Available records: Begin

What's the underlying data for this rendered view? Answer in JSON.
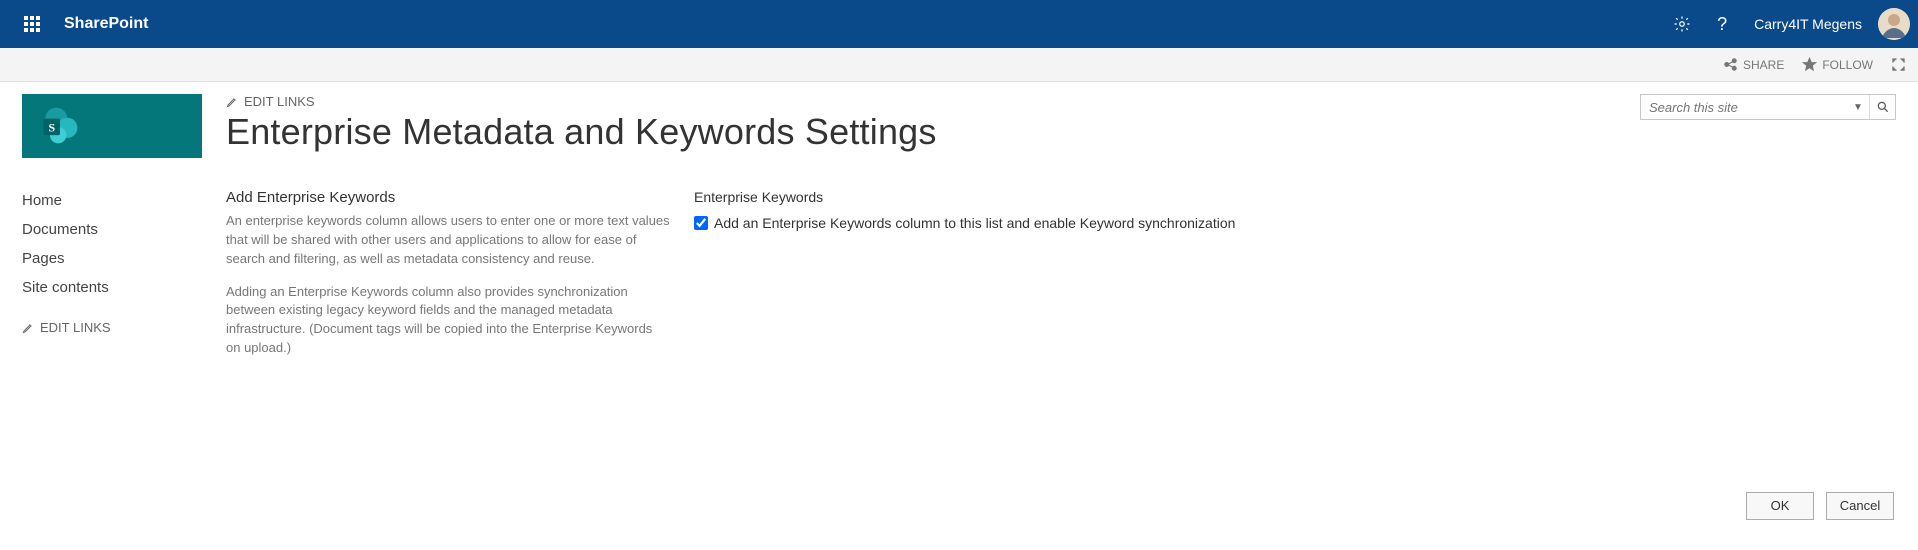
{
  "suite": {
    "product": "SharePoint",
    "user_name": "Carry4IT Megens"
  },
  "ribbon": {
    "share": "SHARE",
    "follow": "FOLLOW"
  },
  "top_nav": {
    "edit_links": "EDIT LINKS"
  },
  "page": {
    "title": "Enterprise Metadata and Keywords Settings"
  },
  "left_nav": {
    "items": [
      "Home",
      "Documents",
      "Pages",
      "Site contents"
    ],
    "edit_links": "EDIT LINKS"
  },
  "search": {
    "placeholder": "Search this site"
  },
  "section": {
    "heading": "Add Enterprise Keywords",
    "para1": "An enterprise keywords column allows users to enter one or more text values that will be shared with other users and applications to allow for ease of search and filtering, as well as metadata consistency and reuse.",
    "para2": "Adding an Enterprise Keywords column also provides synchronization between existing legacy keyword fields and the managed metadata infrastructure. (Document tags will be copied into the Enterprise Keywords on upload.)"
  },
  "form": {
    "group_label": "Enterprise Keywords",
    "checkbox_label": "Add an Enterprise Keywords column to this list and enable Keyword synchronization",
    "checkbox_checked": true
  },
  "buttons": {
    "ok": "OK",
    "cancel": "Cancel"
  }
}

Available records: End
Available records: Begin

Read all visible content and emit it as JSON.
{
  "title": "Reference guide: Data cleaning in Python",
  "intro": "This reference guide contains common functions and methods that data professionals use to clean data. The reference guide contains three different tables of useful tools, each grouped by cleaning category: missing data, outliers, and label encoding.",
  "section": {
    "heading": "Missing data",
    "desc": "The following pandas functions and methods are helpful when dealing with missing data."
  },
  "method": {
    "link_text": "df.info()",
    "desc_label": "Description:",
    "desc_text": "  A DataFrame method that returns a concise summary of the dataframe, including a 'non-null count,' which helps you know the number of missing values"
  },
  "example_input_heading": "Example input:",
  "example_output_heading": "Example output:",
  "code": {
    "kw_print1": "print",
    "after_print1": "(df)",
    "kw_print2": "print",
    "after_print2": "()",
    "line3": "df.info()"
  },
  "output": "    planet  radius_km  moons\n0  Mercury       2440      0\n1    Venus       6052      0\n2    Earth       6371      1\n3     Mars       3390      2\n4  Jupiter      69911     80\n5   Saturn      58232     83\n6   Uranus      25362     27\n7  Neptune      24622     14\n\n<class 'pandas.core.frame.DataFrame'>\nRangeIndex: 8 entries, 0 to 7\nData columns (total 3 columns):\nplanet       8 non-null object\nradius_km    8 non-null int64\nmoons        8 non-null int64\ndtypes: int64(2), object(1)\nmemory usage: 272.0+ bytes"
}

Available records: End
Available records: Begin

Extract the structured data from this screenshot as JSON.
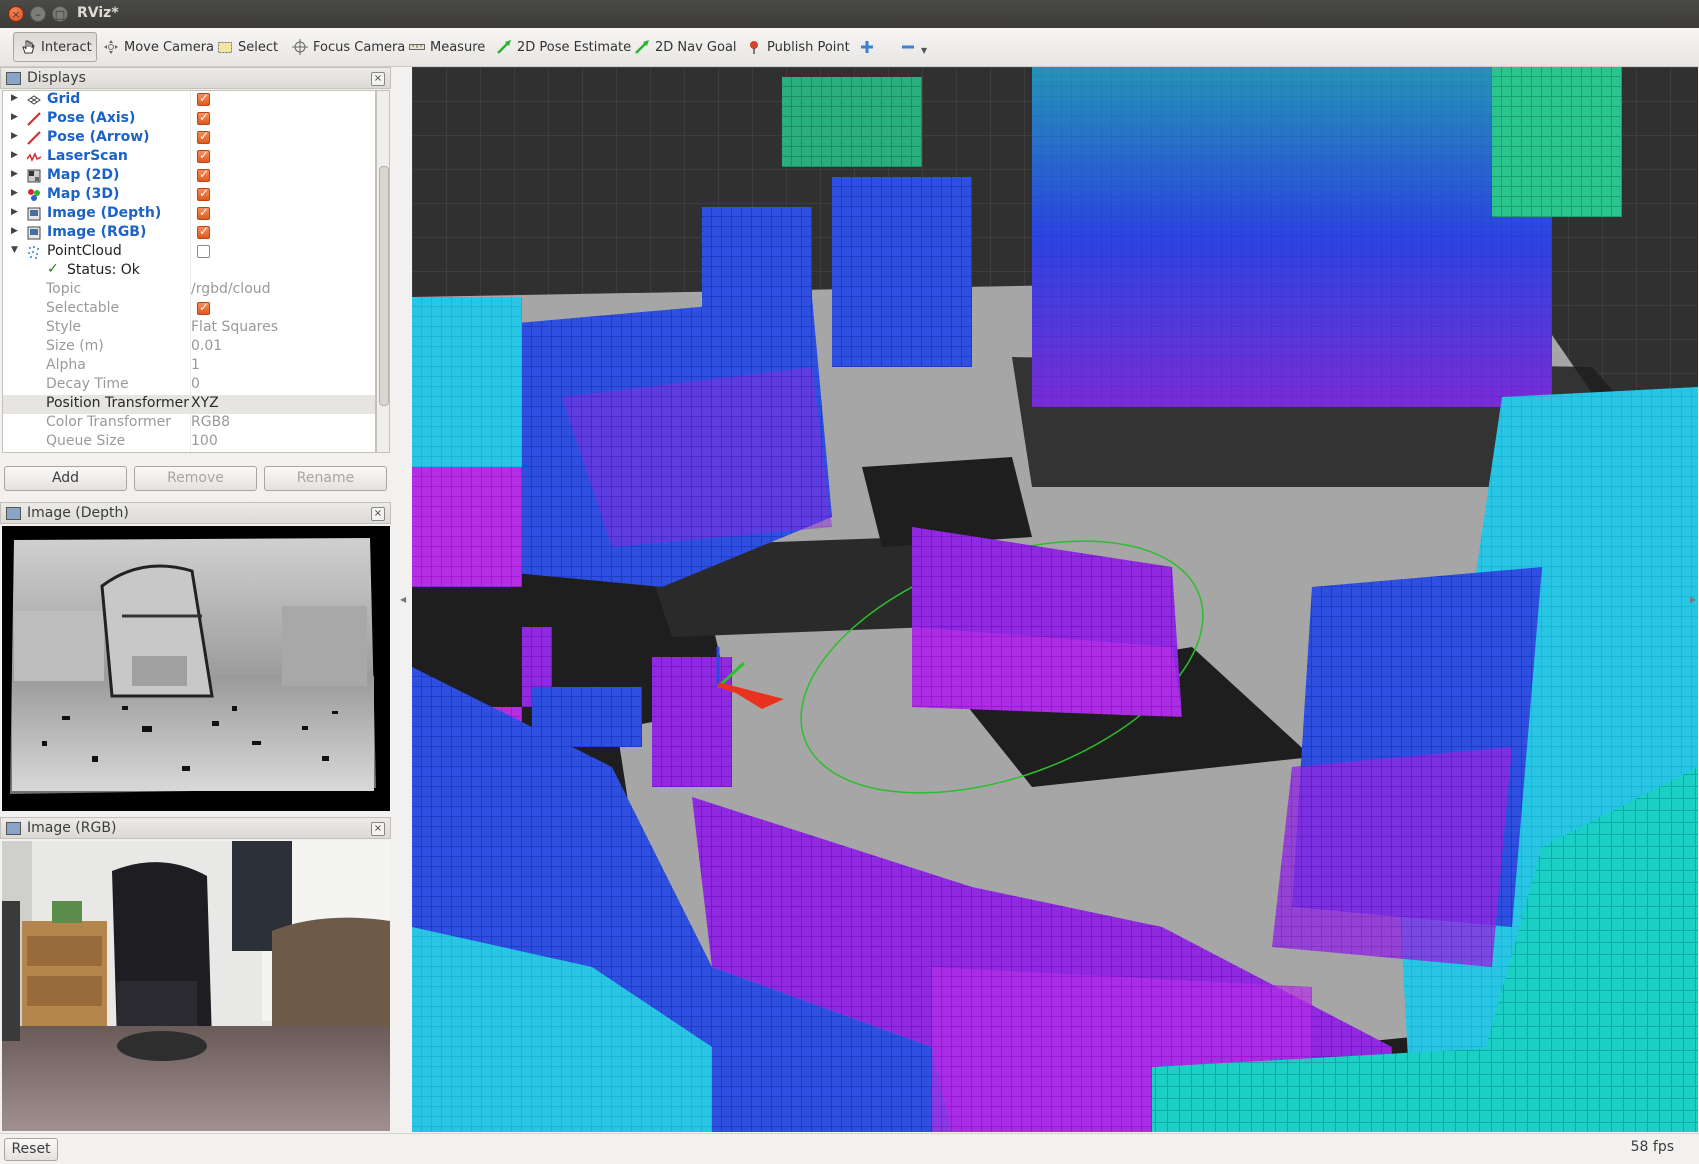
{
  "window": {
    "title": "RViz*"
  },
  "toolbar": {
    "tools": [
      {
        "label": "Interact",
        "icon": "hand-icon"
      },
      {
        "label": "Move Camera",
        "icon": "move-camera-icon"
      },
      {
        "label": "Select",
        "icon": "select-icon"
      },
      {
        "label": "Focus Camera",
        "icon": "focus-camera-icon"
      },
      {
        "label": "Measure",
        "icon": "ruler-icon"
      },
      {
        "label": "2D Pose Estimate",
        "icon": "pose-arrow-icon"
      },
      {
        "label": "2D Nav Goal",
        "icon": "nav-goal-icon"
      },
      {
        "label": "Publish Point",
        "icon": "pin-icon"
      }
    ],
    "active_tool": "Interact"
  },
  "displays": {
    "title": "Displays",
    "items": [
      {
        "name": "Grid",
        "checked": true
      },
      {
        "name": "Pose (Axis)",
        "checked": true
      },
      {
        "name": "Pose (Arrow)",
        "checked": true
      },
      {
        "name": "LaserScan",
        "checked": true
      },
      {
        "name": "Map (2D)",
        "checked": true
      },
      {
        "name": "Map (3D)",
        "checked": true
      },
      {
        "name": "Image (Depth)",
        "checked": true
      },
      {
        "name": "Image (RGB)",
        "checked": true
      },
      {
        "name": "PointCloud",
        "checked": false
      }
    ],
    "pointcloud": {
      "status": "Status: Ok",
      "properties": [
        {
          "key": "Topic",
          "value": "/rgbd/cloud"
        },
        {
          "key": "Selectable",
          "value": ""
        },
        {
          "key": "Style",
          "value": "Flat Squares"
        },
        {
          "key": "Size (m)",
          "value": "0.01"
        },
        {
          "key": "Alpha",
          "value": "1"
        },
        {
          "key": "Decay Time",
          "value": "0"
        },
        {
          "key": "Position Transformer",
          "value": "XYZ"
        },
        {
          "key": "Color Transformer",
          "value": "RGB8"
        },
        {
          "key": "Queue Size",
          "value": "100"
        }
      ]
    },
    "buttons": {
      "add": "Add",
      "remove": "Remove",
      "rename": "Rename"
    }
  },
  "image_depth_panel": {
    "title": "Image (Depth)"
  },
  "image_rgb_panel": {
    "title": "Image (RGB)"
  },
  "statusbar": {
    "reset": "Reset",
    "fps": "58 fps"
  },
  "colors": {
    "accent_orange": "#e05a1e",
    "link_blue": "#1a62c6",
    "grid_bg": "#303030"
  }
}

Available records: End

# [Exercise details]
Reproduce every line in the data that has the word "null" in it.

# [Expected output]
    "desc_text": "  A DataFrame method that returns a concise summary of the dataframe, including a 'non-null count,' which helps you know the number of missing values"
  "output": "    planet  radius_km  moons\n0  Mercury       2440      0\n1    Venus       6052      0\n2    Earth       6371      1\n3     Mars       3390      2\n4  Jupiter      69911     80\n5   Saturn      58232     83\n6   Uranus      25362     27\n7  Neptune      24622     14\n\n<class 'pandas.core.frame.DataFrame'>\nRangeIndex: 8 entries, 0 to 7\nData columns (total 3 columns):\nplanet       8 non-null object\nradius_km    8 non-null int64\nmoons        8 non-null int64\ndtypes: int64(2), object(1)\nmemory usage: 272.0+ bytes"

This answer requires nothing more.